App and web page records:
•••••

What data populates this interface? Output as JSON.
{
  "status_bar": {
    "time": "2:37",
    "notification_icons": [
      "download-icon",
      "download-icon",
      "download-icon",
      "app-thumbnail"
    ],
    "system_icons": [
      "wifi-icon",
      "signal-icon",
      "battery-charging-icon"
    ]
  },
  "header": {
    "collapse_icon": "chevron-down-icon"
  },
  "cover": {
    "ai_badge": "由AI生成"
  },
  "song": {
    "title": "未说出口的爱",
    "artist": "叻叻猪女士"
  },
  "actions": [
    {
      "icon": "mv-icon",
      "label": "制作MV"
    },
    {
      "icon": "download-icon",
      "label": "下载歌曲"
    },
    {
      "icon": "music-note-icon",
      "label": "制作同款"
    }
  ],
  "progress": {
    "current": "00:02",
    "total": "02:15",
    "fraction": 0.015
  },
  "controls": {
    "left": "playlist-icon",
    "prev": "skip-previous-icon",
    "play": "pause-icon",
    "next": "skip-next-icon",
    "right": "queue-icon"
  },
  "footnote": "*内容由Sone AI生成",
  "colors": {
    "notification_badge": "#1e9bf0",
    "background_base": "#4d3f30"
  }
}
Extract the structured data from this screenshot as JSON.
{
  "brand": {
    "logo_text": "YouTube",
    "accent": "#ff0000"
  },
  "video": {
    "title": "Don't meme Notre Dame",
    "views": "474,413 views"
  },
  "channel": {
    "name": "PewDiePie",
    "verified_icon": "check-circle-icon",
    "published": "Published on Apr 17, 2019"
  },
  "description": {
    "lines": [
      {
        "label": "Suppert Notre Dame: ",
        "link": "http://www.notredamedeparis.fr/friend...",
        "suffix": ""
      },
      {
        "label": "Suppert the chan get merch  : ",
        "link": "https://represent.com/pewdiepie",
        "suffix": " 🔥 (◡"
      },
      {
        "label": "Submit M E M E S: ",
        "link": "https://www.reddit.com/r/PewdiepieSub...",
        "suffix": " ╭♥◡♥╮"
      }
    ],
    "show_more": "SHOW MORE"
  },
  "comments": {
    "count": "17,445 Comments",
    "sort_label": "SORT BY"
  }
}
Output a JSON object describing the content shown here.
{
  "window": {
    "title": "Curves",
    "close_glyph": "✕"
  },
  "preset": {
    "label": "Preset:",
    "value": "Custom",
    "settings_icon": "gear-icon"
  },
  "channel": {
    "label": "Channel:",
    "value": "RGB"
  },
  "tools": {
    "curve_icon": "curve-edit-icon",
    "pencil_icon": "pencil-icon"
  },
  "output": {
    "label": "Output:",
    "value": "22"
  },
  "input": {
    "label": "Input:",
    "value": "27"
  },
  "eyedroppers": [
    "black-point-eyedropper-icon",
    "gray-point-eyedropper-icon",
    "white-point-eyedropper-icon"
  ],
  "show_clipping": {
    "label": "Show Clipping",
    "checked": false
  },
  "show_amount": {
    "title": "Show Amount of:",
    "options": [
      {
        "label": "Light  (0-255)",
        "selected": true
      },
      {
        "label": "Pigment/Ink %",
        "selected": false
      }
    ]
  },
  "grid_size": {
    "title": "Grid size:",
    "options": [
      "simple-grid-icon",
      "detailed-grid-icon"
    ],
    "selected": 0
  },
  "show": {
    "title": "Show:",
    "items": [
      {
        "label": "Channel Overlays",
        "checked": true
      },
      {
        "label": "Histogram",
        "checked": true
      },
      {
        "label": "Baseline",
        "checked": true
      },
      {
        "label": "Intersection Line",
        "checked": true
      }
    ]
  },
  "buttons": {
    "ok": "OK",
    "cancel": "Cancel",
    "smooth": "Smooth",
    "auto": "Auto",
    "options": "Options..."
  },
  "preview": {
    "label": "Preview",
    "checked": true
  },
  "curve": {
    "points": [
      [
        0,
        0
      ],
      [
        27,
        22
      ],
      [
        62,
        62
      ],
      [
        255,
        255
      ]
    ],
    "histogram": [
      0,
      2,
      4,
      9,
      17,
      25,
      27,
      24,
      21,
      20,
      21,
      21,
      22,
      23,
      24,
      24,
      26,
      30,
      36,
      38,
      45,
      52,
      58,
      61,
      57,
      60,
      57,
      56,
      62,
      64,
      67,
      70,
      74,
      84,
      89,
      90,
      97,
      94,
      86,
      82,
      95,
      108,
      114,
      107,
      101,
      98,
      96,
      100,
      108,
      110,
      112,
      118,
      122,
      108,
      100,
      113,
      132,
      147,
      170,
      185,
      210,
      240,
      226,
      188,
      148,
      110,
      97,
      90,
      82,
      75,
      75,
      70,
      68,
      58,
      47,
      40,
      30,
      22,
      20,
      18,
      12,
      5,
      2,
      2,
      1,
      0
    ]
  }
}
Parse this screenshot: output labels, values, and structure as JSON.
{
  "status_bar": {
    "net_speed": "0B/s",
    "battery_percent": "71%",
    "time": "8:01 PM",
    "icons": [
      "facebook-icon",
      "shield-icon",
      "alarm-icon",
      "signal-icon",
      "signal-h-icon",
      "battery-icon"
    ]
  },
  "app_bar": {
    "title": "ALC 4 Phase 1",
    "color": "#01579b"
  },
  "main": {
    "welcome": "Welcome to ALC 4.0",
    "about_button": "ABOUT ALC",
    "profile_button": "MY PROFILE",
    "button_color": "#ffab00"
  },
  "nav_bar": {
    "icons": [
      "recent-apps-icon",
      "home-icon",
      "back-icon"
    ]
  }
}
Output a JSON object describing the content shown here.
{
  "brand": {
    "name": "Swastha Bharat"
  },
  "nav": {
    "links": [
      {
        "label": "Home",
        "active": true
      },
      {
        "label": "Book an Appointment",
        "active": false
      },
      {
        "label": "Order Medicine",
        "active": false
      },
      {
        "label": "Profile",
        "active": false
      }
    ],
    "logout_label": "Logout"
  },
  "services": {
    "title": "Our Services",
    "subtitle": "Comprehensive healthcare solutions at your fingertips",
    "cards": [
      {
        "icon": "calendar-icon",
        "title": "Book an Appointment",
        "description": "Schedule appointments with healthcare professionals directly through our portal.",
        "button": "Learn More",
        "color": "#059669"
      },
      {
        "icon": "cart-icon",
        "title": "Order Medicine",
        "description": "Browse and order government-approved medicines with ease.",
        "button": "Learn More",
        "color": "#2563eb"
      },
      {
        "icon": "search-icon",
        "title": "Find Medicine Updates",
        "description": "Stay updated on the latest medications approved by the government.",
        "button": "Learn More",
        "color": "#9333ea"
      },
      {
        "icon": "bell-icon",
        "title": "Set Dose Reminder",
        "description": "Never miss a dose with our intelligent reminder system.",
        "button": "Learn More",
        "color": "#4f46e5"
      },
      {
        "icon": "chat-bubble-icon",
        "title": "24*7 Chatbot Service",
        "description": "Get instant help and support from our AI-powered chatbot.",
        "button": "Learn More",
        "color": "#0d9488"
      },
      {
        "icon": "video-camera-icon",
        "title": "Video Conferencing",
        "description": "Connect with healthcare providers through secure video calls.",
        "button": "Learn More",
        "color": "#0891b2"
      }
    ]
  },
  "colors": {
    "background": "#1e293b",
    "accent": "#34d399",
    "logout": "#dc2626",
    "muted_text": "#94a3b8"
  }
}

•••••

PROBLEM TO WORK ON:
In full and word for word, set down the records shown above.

REPLY TO THE TASK:
What data populates this interface? Output as JSON.
{
  "status_bar": {
    "time": "2:37",
    "notification_icons": [
      "download-icon",
      "download-icon",
      "download-icon",
      "app-thumbnail"
    ],
    "system_icons": [
      "wifi-icon",
      "signal-icon",
      "battery-charging-icon"
    ]
  },
  "header": {
    "collapse_icon": "chevron-down-icon"
  },
  "cover": {
    "ai_badge": "由AI生成"
  },
  "song": {
    "title": "未说出口的爱",
    "artist": "叻叻猪女士"
  },
  "actions": [
    {
      "icon": "mv-icon",
      "label": "制作MV"
    },
    {
      "icon": "download-icon",
      "label": "下载歌曲"
    },
    {
      "icon": "music-note-icon",
      "label": "制作同款"
    }
  ],
  "progress": {
    "current": "00:02",
    "total": "02:15",
    "fraction": 0.015
  },
  "controls": {
    "left": "playlist-icon",
    "prev": "skip-previous-icon",
    "play": "pause-icon",
    "next": "skip-next-icon",
    "right": "queue-icon"
  },
  "footnote": "*内容由Sone AI生成",
  "colors": {
    "notification_badge": "#1e9bf0",
    "background_base": "#4d3f30"
  }
}
Extract the structured data from this screenshot as JSON.
{
  "brand": {
    "logo_text": "YouTube",
    "accent": "#ff0000"
  },
  "video": {
    "title": "Don't meme Notre Dame",
    "views": "474,413 views"
  },
  "channel": {
    "name": "PewDiePie",
    "verified_icon": "check-circle-icon",
    "published": "Published on Apr 17, 2019"
  },
  "description": {
    "lines": [
      {
        "label": "Suppert Notre Dame: ",
        "link": "http://www.notredamedeparis.fr/friend...",
        "suffix": ""
      },
      {
        "label": "Suppert the chan get merch  : ",
        "link": "https://represent.com/pewdiepie",
        "suffix": " 🔥 (◡"
      },
      {
        "label": "Submit M E M E S: ",
        "link": "https://www.reddit.com/r/PewdiepieSub...",
        "suffix": " ╭♥◡♥╮"
      }
    ],
    "show_more": "SHOW MORE"
  },
  "comments": {
    "count": "17,445 Comments",
    "sort_label": "SORT BY"
  }
}
Output a JSON object describing the content shown here.
{
  "window": {
    "title": "Curves",
    "close_glyph": "✕"
  },
  "preset": {
    "label": "Preset:",
    "value": "Custom",
    "settings_icon": "gear-icon"
  },
  "channel": {
    "label": "Channel:",
    "value": "RGB"
  },
  "tools": {
    "curve_icon": "curve-edit-icon",
    "pencil_icon": "pencil-icon"
  },
  "output": {
    "label": "Output:",
    "value": "22"
  },
  "input": {
    "label": "Input:",
    "value": "27"
  },
  "eyedroppers": [
    "black-point-eyedropper-icon",
    "gray-point-eyedropper-icon",
    "white-point-eyedropper-icon"
  ],
  "show_clipping": {
    "label": "Show Clipping",
    "checked": false
  },
  "show_amount": {
    "title": "Show Amount of:",
    "options": [
      {
        "label": "Light  (0-255)",
        "selected": true
      },
      {
        "label": "Pigment/Ink %",
        "selected": false
      }
    ]
  },
  "grid_size": {
    "title": "Grid size:",
    "options": [
      "simple-grid-icon",
      "detailed-grid-icon"
    ],
    "selected": 0
  },
  "show": {
    "title": "Show:",
    "items": [
      {
        "label": "Channel Overlays",
        "checked": true
      },
      {
        "label": "Histogram",
        "checked": true
      },
      {
        "label": "Baseline",
        "checked": true
      },
      {
        "label": "Intersection Line",
        "checked": true
      }
    ]
  },
  "buttons": {
    "ok": "OK",
    "cancel": "Cancel",
    "smooth": "Smooth",
    "auto": "Auto",
    "options": "Options..."
  },
  "preview": {
    "label": "Preview",
    "checked": true
  },
  "curve": {
    "points": [
      [
        0,
        0
      ],
      [
        27,
        22
      ],
      [
        62,
        62
      ],
      [
        255,
        255
      ]
    ],
    "histogram": [
      0,
      2,
      4,
      9,
      17,
      25,
      27,
      24,
      21,
      20,
      21,
      21,
      22,
      23,
      24,
      24,
      26,
      30,
      36,
      38,
      45,
      52,
      58,
      61,
      57,
      60,
      57,
      56,
      62,
      64,
      67,
      70,
      74,
      84,
      89,
      90,
      97,
      94,
      86,
      82,
      95,
      108,
      114,
      107,
      101,
      98,
      96,
      100,
      108,
      110,
      112,
      118,
      122,
      108,
      100,
      113,
      132,
      147,
      170,
      185,
      210,
      240,
      226,
      188,
      148,
      110,
      97,
      90,
      82,
      75,
      75,
      70,
      68,
      58,
      47,
      40,
      30,
      22,
      20,
      18,
      12,
      5,
      2,
      2,
      1,
      0
    ]
  }
}
Parse this screenshot: output labels, values, and structure as JSON.
{
  "status_bar": {
    "net_speed": "0B/s",
    "battery_percent": "71%",
    "time": "8:01 PM",
    "icons": [
      "facebook-icon",
      "shield-icon",
      "alarm-icon",
      "signal-icon",
      "signal-h-icon",
      "battery-icon"
    ]
  },
  "app_bar": {
    "title": "ALC 4 Phase 1",
    "color": "#01579b"
  },
  "main": {
    "welcome": "Welcome to ALC 4.0",
    "about_button": "ABOUT ALC",
    "profile_button": "MY PROFILE",
    "button_color": "#ffab00"
  },
  "nav_bar": {
    "icons": [
      "recent-apps-icon",
      "home-icon",
      "back-icon"
    ]
  }
}
Output a JSON object describing the content shown here.
{
  "brand": {
    "name": "Swastha Bharat"
  },
  "nav": {
    "links": [
      {
        "label": "Home",
        "active": true
      },
      {
        "label": "Book an Appointment",
        "active": false
      },
      {
        "label": "Order Medicine",
        "active": false
      },
      {
        "label": "Profile",
        "active": false
      }
    ],
    "logout_label": "Logout"
  },
  "services": {
    "title": "Our Services",
    "subtitle": "Comprehensive healthcare solutions at your fingertips",
    "cards": [
      {
        "icon": "calendar-icon",
        "title": "Book an Appointment",
        "description": "Schedule appointments with healthcare professionals directly through our portal.",
        "button": "Learn More",
        "color": "#059669"
      },
      {
        "icon": "cart-icon",
        "title": "Order Medicine",
        "description": "Browse and order government-approved medicines with ease.",
        "button": "Learn More",
        "color": "#2563eb"
      },
      {
        "icon": "search-icon",
        "title": "Find Medicine Updates",
        "description": "Stay updated on the latest medications approved by the government.",
        "button": "Learn More",
        "color": "#9333ea"
      },
      {
        "icon": "bell-icon",
        "title": "Set Dose Reminder",
        "description": "Never miss a dose with our intelligent reminder system.",
        "button": "Learn More",
        "color": "#4f46e5"
      },
      {
        "icon": "chat-bubble-icon",
        "title": "24*7 Chatbot Service",
        "description": "Get instant help and support from our AI-powered chatbot.",
        "button": "Learn More",
        "color": "#0d9488"
      },
      {
        "icon": "video-camera-icon",
        "title": "Video Conferencing",
        "description": "Connect with healthcare providers through secure video calls.",
        "button": "Learn More",
        "color": "#0891b2"
      }
    ]
  },
  "colors": {
    "background": "#1e293b",
    "accent": "#34d399",
    "logout": "#dc2626",
    "muted_text": "#94a3b8"
  }
}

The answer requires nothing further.